(WHAT IS EXPECTED): The answer must be an exact copy of every entry.
- - - -
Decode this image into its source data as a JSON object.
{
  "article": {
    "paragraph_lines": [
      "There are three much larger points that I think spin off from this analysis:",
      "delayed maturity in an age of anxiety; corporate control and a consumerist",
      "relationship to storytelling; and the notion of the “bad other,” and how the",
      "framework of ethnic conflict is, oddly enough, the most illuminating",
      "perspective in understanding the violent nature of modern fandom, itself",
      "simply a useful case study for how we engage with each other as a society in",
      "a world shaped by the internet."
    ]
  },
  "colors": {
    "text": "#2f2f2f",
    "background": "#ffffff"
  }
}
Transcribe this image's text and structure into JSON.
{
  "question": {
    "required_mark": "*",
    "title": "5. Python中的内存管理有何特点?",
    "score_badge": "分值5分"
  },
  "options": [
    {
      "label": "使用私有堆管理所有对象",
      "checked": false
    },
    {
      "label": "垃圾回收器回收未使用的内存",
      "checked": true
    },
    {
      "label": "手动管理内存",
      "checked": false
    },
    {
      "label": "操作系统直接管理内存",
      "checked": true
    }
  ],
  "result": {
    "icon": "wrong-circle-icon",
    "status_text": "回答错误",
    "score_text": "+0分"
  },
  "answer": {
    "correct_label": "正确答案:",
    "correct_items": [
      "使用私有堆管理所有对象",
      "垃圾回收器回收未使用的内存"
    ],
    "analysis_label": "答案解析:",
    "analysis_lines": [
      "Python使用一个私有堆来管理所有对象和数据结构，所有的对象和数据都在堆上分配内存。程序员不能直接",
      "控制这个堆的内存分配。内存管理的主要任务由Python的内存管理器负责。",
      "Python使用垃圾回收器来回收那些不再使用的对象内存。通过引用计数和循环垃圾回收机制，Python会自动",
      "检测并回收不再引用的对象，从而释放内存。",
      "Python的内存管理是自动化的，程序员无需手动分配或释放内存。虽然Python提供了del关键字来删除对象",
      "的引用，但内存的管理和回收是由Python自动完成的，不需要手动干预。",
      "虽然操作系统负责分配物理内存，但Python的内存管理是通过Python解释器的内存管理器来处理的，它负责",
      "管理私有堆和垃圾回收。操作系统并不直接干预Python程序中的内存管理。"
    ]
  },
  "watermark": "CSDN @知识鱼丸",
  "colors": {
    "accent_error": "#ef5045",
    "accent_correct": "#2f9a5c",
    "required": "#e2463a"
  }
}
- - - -
(COMPLETED TASK):
Decode this image into its source data as a JSON object.
{
  "article": {
    "paragraph_lines": [
      "There are three much larger points that I think spin off from this analysis:",
      "delayed maturity in an age of anxiety; corporate control and a consumerist",
      "relationship to storytelling; and the notion of the “bad other,” and how the",
      "framework of ethnic conflict is, oddly enough, the most illuminating",
      "perspective in understanding the violent nature of modern fandom, itself",
      "simply a useful case study for how we engage with each other as a society in",
      "a world shaped by the internet."
    ]
  },
  "colors": {
    "text": "#2f2f2f",
    "background": "#ffffff"
  }
}
Transcribe this image's text and structure into JSON.
{
  "question": {
    "required_mark": "*",
    "title": "5. Python中的内存管理有何特点?",
    "score_badge": "分值5分"
  },
  "options": [
    {
      "label": "使用私有堆管理所有对象",
      "checked": false
    },
    {
      "label": "垃圾回收器回收未使用的内存",
      "checked": true
    },
    {
      "label": "手动管理内存",
      "checked": false
    },
    {
      "label": "操作系统直接管理内存",
      "checked": true
    }
  ],
  "result": {
    "icon": "wrong-circle-icon",
    "status_text": "回答错误",
    "score_text": "+0分"
  },
  "answer": {
    "correct_label": "正确答案:",
    "correct_items": [
      "使用私有堆管理所有对象",
      "垃圾回收器回收未使用的内存"
    ],
    "analysis_label": "答案解析:",
    "analysis_lines": [
      "Python使用一个私有堆来管理所有对象和数据结构，所有的对象和数据都在堆上分配内存。程序员不能直接",
      "控制这个堆的内存分配。内存管理的主要任务由Python的内存管理器负责。",
      "Python使用垃圾回收器来回收那些不再使用的对象内存。通过引用计数和循环垃圾回收机制，Python会自动",
      "检测并回收不再引用的对象，从而释放内存。",
      "Python的内存管理是自动化的，程序员无需手动分配或释放内存。虽然Python提供了del关键字来删除对象",
      "的引用，但内存的管理和回收是由Python自动完成的，不需要手动干预。",
      "虽然操作系统负责分配物理内存，但Python的内存管理是通过Python解释器的内存管理器来处理的，它负责",
      "管理私有堆和垃圾回收。操作系统并不直接干预Python程序中的内存管理。"
    ]
  },
  "watermark": "CSDN @知识鱼丸",
  "colors": {
    "accent_error": "#ef5045",
    "accent_correct": "#2f9a5c",
    "required": "#e2463a"
  }
}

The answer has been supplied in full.